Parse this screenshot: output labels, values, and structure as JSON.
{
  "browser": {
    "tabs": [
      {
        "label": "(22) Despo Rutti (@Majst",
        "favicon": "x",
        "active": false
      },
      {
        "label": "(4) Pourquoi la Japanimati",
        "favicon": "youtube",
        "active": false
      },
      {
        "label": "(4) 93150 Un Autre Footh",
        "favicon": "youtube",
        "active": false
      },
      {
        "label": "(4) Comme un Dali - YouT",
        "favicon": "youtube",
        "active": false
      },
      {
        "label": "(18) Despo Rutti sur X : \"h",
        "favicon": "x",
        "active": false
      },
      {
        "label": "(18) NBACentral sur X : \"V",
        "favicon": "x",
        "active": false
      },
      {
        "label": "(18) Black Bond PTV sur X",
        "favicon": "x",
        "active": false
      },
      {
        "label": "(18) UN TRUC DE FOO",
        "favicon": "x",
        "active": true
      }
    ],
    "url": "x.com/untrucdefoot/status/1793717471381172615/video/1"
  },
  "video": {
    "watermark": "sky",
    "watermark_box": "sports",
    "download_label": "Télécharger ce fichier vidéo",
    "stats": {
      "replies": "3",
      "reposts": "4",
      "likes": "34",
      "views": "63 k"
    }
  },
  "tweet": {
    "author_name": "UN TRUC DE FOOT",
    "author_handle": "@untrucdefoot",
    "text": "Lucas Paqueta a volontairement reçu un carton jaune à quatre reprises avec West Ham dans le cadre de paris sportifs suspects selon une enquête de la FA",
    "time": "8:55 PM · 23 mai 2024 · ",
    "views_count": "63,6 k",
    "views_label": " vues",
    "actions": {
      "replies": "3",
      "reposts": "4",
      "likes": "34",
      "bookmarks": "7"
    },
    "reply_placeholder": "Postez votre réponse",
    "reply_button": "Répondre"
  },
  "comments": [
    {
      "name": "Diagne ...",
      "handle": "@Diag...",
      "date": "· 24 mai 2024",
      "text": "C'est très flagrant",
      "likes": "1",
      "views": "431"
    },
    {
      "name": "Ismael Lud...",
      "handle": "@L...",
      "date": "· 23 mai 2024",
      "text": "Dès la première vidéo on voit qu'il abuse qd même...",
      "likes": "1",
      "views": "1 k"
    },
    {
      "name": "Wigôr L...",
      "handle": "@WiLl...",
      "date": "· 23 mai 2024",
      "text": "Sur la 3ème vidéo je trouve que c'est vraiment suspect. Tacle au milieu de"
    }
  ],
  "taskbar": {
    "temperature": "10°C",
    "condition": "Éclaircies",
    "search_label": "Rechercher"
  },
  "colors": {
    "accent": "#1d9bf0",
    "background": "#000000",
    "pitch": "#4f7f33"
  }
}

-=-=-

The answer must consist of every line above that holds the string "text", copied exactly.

    "text": "Lucas Paqueta a volontairement reçu un carton jaune à quatre reprises avec West Ham dans le cadre de paris sportifs suspects selon une enquête de la FA",
      "text": "C'est très flagrant",
      "text": "Dès la première vidéo on voit qu'il abuse qd même...",
      "text": "Sur la 3ème vidéo je trouve que c'est vraiment suspect. Tacle au milieu de"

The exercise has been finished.